*I will explain the difference between eating disorders and abnormal eating behaviours in further posts.
But whatever the numbers says please be cautious of your eating patterns and mindset around food. Because you might be at risk and I want you to catch that before you suffer any form of eating disorder.
Awareness Of eating disoerders in PCOS is essential
I know that it might be quite difficult to read that data, but I think it is important to be aware of eating disorders in PCOS.
It is good to know that there is the research supporting the thesis that women with PCOS are at high risk of suffering eating disorders or maladaptive eating behaviours.

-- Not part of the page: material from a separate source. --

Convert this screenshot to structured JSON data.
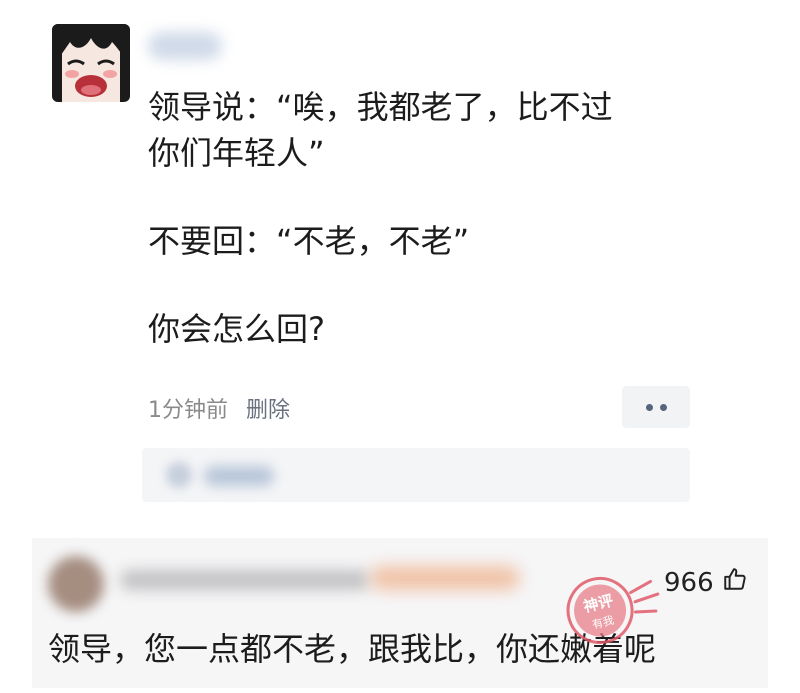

Especially that diagnose of eating disorders in PCOS women are frequently delayed, involve many health professionals, and the information given to the patients are often not sufficient.
Early diagnosis of eating disorders result in prevention of the serious health consequences.
The relationship between PCOS and eating disorders is quite complex.
Many woman with PCOS and comorbid eating disorders are unaware of their thoughts and behaviour related to weight. It happened to me…
I didn’t know that my eating habits were maladaptive and I realised it only when my mind was completely obsessed with food, weight and exercise.
Now you may ask, why women with PCOS are at risk of developing eating disorders? Well, it is a very good question and we will explore the risk factors soon.
Ålgars, M., Huang, L., Von Holle, A. F., Peat, C. M., Thornton, L., Lichtenstein, P., & Bulik, C. M. (2014). Binge eating and menstrual dysfunction. J Psychosom Res., 1(76). https://doi.org/doi:10.1016/j.jpsychores.2013.11.011
Asdaq, S. M., Jomah, S., Hasan, R., Al-Baroudi, D., Alharbi, M., Alsubaie, S., Buhamad, M. H., Alyahya, B., & Al-Yamani, M. J. (2020). Impact of polycystic ovary syndrome on eating behavior, depression and health related quality of life: A cross-sectional study in Riyadh. Saudi Journal of Biological Sciences, 27(12), 3342–3347. https://doi.org/10.1016/j.sjbs.2020.08.039
Bernadett M., Szemán A. (2016). Prevalence of eating disorders among women with polycystic ovary syndrome. Psychiatria Hungarica : A Magyar Pszichiatriai Tarsasag Tudomanyos Folyoirata, 31(2), 136-145.
Cesta, C. E., Månsson, M., Palm, C., Lichtenstein, P., Iliadou, A. N., & Landén, M. (2016). Polycystic ovary syndrome and psychiatric disorders: Co-morbidity and heritability in a nationwide Swedish cohort. Psychoneuroendocrinology, 73, 196–203. https://doi.org/10.1016/j.psyneuen.2016.08.005
Coker, E., & Lahoud, R. (2016). Polycystic Ovarian Syndrome and Eating Disorder Quality of Life: A Pilot Study. Journal of Fertilization: In Vitro – IVF-Worldwide, Reproductive Medicine, Genetics & Stem Cell Biology, 04(01). https://doi.org/10.4172/2375-4508.1000171
Krug, I., Giles, S., & Paganini, C. (2019). Binge eating in patients with polycystic ovary syndrome: prevalence, causes, and management strategies. Neuropsychiatric Disease and Treatment, Volume 15, 1273–1285. https://doi.org/10.2147/ndt.s168944
Lee, I., Cooney, L. G., Saini, S., Sammel, M. D., Allison, K. C., & Dokras, A. (2018). Increased odds of disordered eating in polycystic ovary syndrome: A systematic review and meta-analysis. Eating and Weight Disorders – Studies on Anorexia, Bulimia and Obesity, 24(5), 787–797. https://doi.org/10.1007/s40519-018-0533-y
Pirotta, S., Barillaro, M., Brennan, L., Grassi, A., Jeanes, Y., Joham, A., Kulkarni, J., Couch, L., Lim, S., & Moran, L. (2019). Disordered Eating Behaviours and Eating Disorders in Women in Australia with and Without Polycystic Ovary Syndrome: A Cross-Sectional Study. Journal of Clinical Medicine, 8(10), 1682. https://doi.org/10.3390/jcm8101682
Tay, C. T., Teede, H. J., Hill, B., Loxton, D., & Joham, A. E. (2019). Increased prevalence of eating disorders, low self-esteem, and psychological distress in women with polycystic ovary syndrome: a community-based cohort study. Fertility and Sterility, 112(2), 353–361. https://doi.org/10.1016/j.fertnstert.2019.03.027